>>
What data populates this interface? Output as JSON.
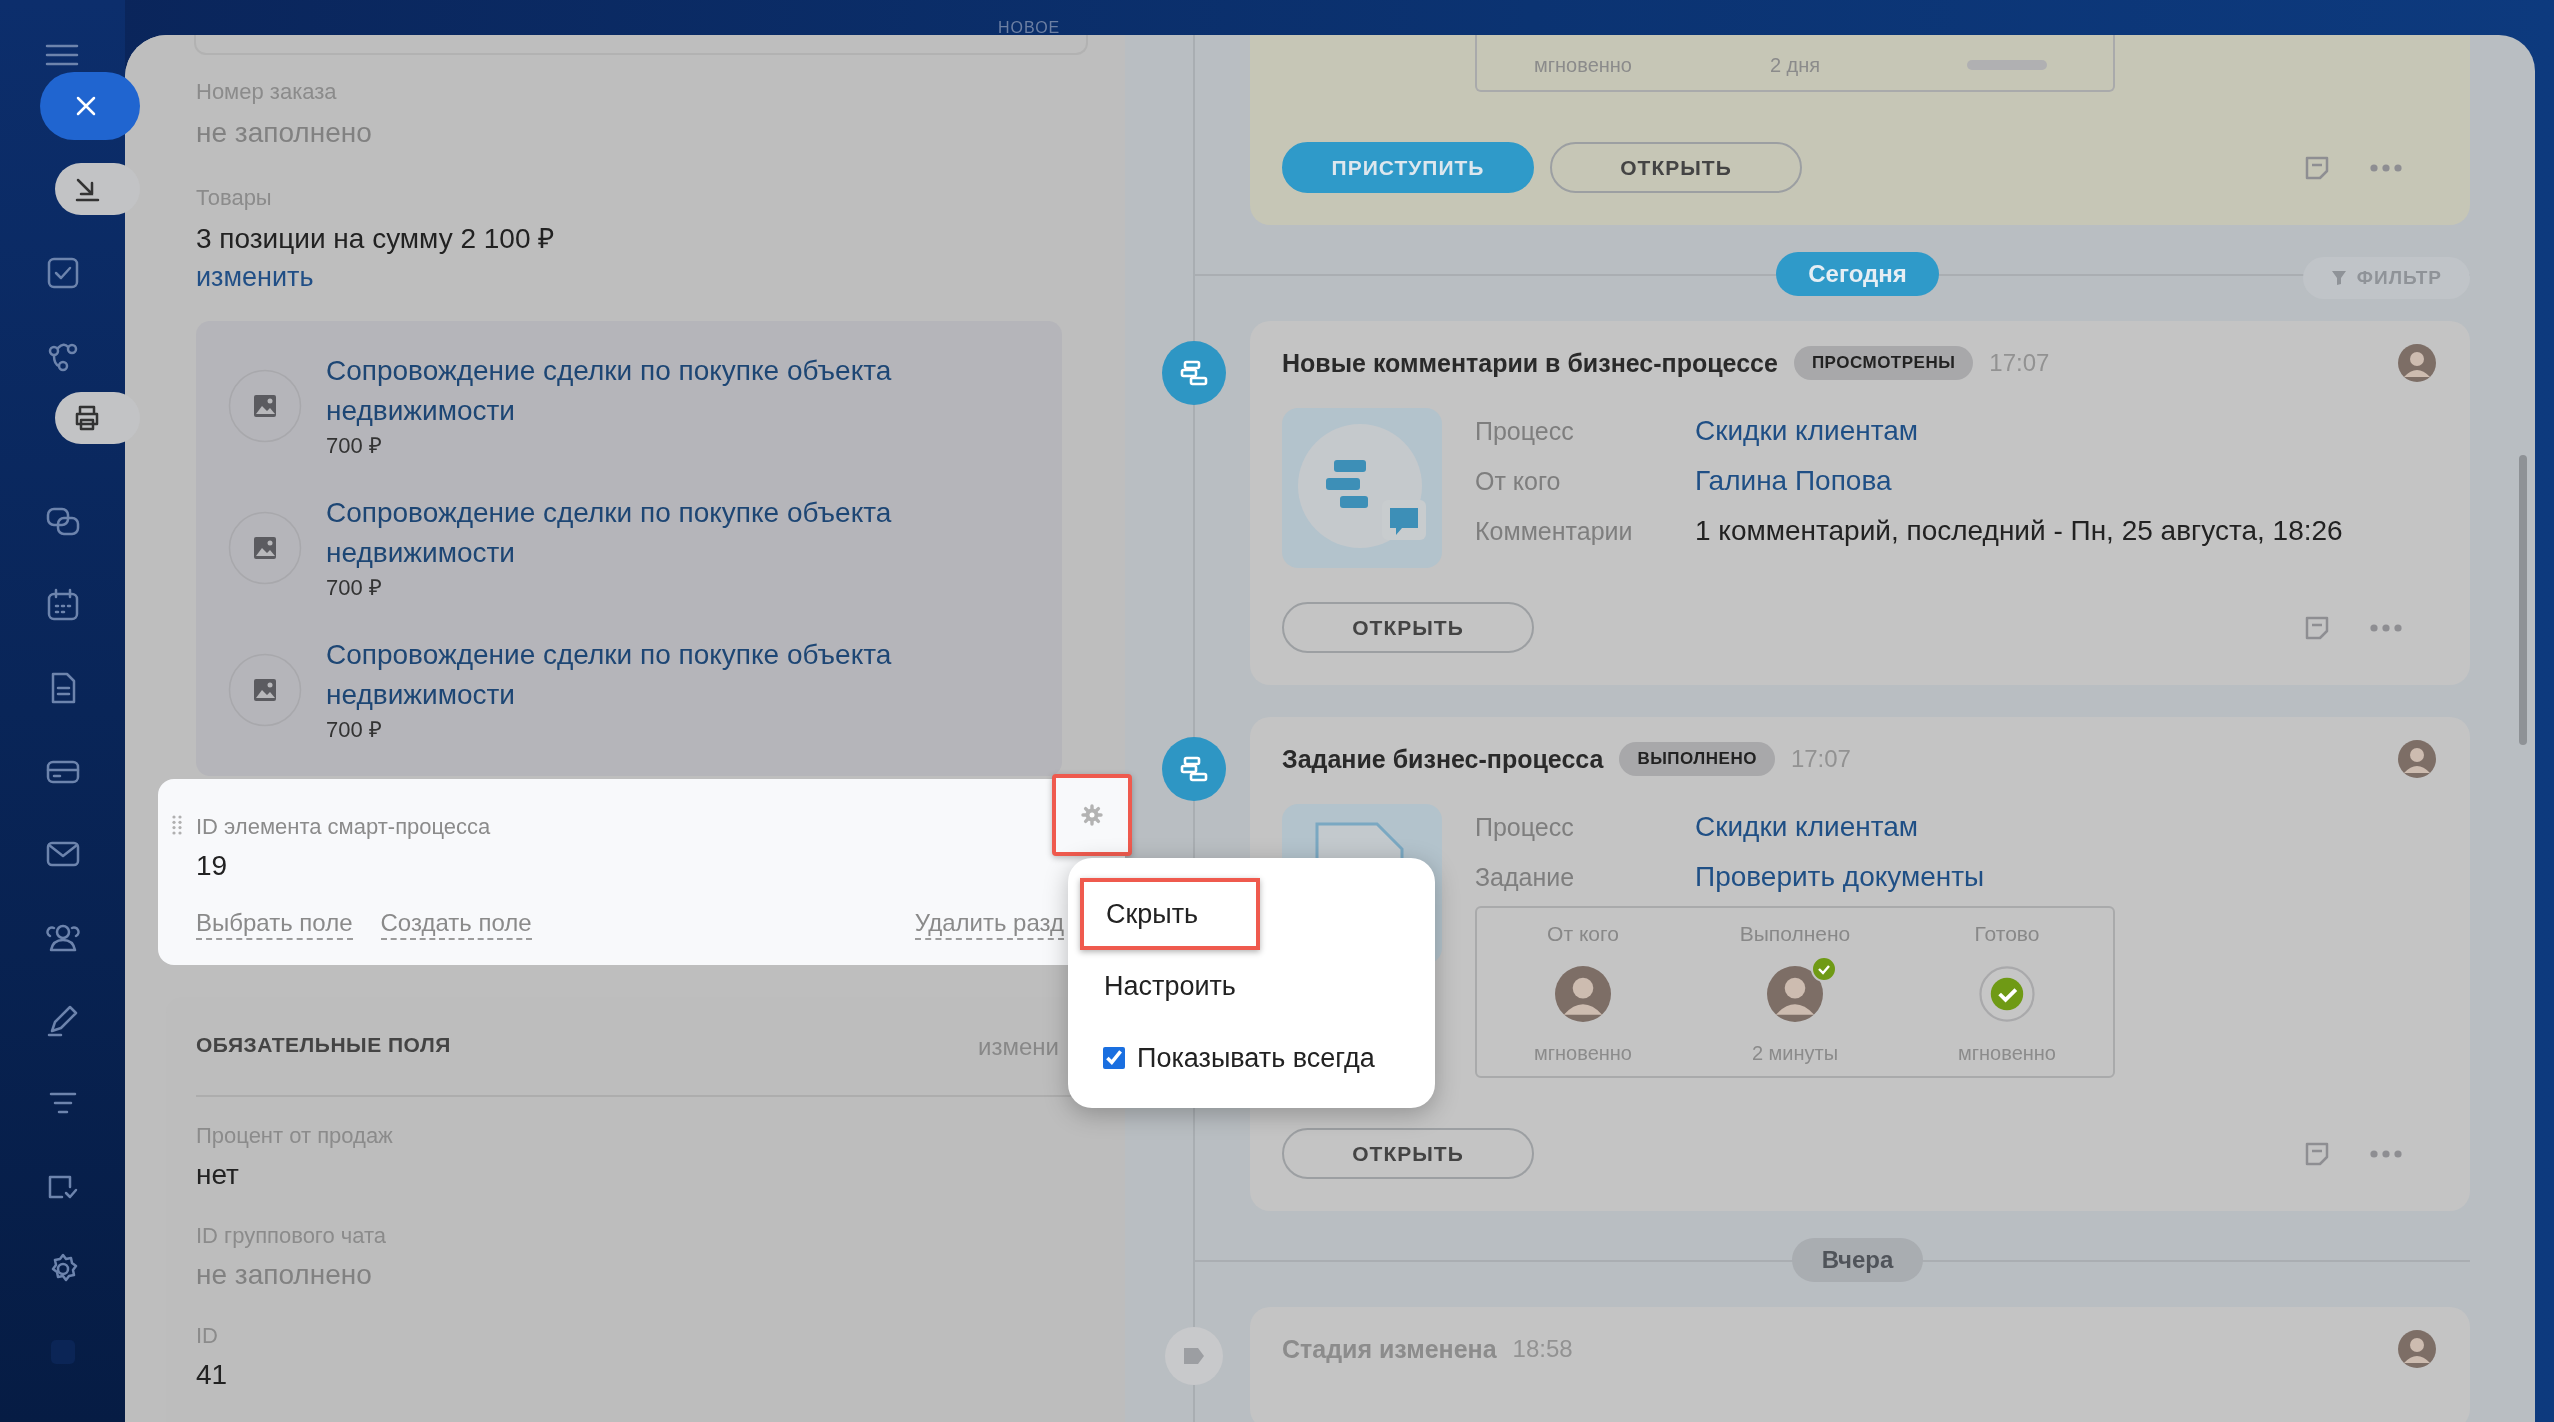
{
  "header_badge": "НОВОЕ",
  "details": {
    "fields": [
      {
        "label": "Номер заказа",
        "value": "не заполнено",
        "empty": true
      },
      {
        "label": "Товары",
        "value": "3 позиции на сумму 2 100 ₽",
        "empty": false,
        "link": "изменить"
      }
    ],
    "products": [
      {
        "title": "Сопровождение сделки по покупке объекта недвижимости",
        "price": "700 ₽"
      },
      {
        "title": "Сопровождение сделки по покупке объекта недвижимости",
        "price": "700 ₽"
      },
      {
        "title": "Сопровождение сделки по покупке объекта недвижимости",
        "price": "700 ₽"
      }
    ],
    "section": {
      "label": "ID элемента смарт-процесса",
      "value": "19",
      "links": [
        "Выбрать поле",
        "Создать поле"
      ],
      "delete": "Удалить разд"
    },
    "required": {
      "title": "ОБЯЗАТЕЛЬНЫЕ ПОЛЯ",
      "action": "измени",
      "fields": [
        {
          "label": "Процент от продаж",
          "value": "нет",
          "empty": false
        },
        {
          "label": "ID группового чата",
          "value": "не заполнено",
          "empty": true
        },
        {
          "label": "ID",
          "value": "41",
          "empty": false
        }
      ]
    }
  },
  "menu": {
    "items": [
      {
        "kind": "action",
        "label": "Скрыть",
        "highlighted": true
      },
      {
        "kind": "action",
        "label": "Настроить",
        "highlighted": false
      },
      {
        "kind": "checkbox",
        "label": "Показывать всегда",
        "checked": true
      }
    ]
  },
  "timeline": {
    "top_card": {
      "steps": [
        {
          "kind": "caption",
          "caption": "мгновенно"
        },
        {
          "kind": "caption",
          "caption": "2 дня"
        },
        {
          "kind": "pending"
        }
      ],
      "buttons": [
        {
          "kind": "primary",
          "label": "ПРИСТУПИТЬ"
        },
        {
          "kind": "secondary",
          "label": "ОТКРЫТЬ"
        }
      ]
    },
    "filter": "ФИЛЬТР",
    "groups": [
      {
        "date": "Сегодня",
        "highlighted": true,
        "cards": [
          {
            "kind": "comments",
            "title": "Новые комментарии в бизнес-процессе",
            "status": "ПРОСМОТРЕНЫ",
            "time": "17:07",
            "rows": [
              {
                "label": "Процесс",
                "value": "Скидки клиентам",
                "link": true
              },
              {
                "label": "От кого",
                "value": "Галина Попова",
                "link": true
              },
              {
                "label": "Комментарии",
                "value": "1 комментарий, последний - Пн, 25 августа, 18:26",
                "link": false
              }
            ],
            "button": "ОТКРЫТЬ"
          },
          {
            "kind": "task",
            "title": "Задание бизнес-процесса",
            "status": "ВЫПОЛНЕНО",
            "time": "17:07",
            "rows": [
              {
                "label": "Процесс",
                "value": "Скидки клиентам",
                "link": true
              },
              {
                "label": "Задание",
                "value": "Проверить документы",
                "link": true
              }
            ],
            "steps": [
              {
                "kind": "person",
                "label": "От кого",
                "caption": "мгновенно"
              },
              {
                "kind": "person_done",
                "label": "Выполнено",
                "caption": "2 минуты"
              },
              {
                "kind": "check",
                "label": "Готово",
                "caption": "мгновенно"
              }
            ],
            "button": "ОТКРЫТЬ"
          }
        ]
      },
      {
        "date": "Вчера",
        "highlighted": false,
        "cards": [
          {
            "kind": "stage",
            "title": "Стадия изменена",
            "time": "18:58"
          }
        ]
      }
    ]
  }
}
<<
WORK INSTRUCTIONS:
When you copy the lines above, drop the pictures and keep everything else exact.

EXERCISE OUTPUT:
What data populates this interface? Output as JSON.
{
  "header_badge": "НОВОЕ",
  "details": {
    "fields": [
      {
        "label": "Номер заказа",
        "value": "не заполнено",
        "empty": true
      },
      {
        "label": "Товары",
        "value": "3 позиции на сумму 2 100 ₽",
        "empty": false,
        "link": "изменить"
      }
    ],
    "products": [
      {
        "title": "Сопровождение сделки по покупке объекта недвижимости",
        "price": "700 ₽"
      },
      {
        "title": "Сопровождение сделки по покупке объекта недвижимости",
        "price": "700 ₽"
      },
      {
        "title": "Сопровождение сделки по покупке объекта недвижимости",
        "price": "700 ₽"
      }
    ],
    "section": {
      "label": "ID элемента смарт-процесса",
      "value": "19",
      "links": [
        "Выбрать поле",
        "Создать поле"
      ],
      "delete": "Удалить разд"
    },
    "required": {
      "title": "ОБЯЗАТЕЛЬНЫЕ ПОЛЯ",
      "action": "измени",
      "fields": [
        {
          "label": "Процент от продаж",
          "value": "нет",
          "empty": false
        },
        {
          "label": "ID группового чата",
          "value": "не заполнено",
          "empty": true
        },
        {
          "label": "ID",
          "value": "41",
          "empty": false
        }
      ]
    }
  },
  "menu": {
    "items": [
      {
        "kind": "action",
        "label": "Скрыть",
        "highlighted": true
      },
      {
        "kind": "action",
        "label": "Настроить",
        "highlighted": false
      },
      {
        "kind": "checkbox",
        "label": "Показывать всегда",
        "checked": true
      }
    ]
  },
  "timeline": {
    "top_card": {
      "steps": [
        {
          "kind": "caption",
          "caption": "мгновенно"
        },
        {
          "kind": "caption",
          "caption": "2 дня"
        },
        {
          "kind": "pending"
        }
      ],
      "buttons": [
        {
          "kind": "primary",
          "label": "ПРИСТУПИТЬ"
        },
        {
          "kind": "secondary",
          "label": "ОТКРЫТЬ"
        }
      ]
    },
    "filter": "ФИЛЬТР",
    "groups": [
      {
        "date": "Сегодня",
        "highlighted": true,
        "cards": [
          {
            "kind": "comments",
            "title": "Новые комментарии в бизнес-процессе",
            "status": "ПРОСМОТРЕНЫ",
            "time": "17:07",
            "rows": [
              {
                "label": "Процесс",
                "value": "Скидки клиентам",
                "link": true
              },
              {
                "label": "От кого",
                "value": "Галина Попова",
                "link": true
              },
              {
                "label": "Комментарии",
                "value": "1 комментарий, последний - Пн, 25 августа, 18:26",
                "link": false
              }
            ],
            "button": "ОТКРЫТЬ"
          },
          {
            "kind": "task",
            "title": "Задание бизнес-процесса",
            "status": "ВЫПОЛНЕНО",
            "time": "17:07",
            "rows": [
              {
                "label": "Процесс",
                "value": "Скидки клиентам",
                "link": true
              },
              {
                "label": "Задание",
                "value": "Проверить документы",
                "link": true
              }
            ],
            "steps": [
              {
                "kind": "person",
                "label": "От кого",
                "caption": "мгновенно"
              },
              {
                "kind": "person_done",
                "label": "Выполнено",
                "caption": "2 минуты"
              },
              {
                "kind": "check",
                "label": "Готово",
                "caption": "мгновенно"
              }
            ],
            "button": "ОТКРЫТЬ"
          }
        ]
      },
      {
        "date": "Вчера",
        "highlighted": false,
        "cards": [
          {
            "kind": "stage",
            "title": "Стадия изменена",
            "time": "18:58"
          }
        ]
      }
    ]
  }
}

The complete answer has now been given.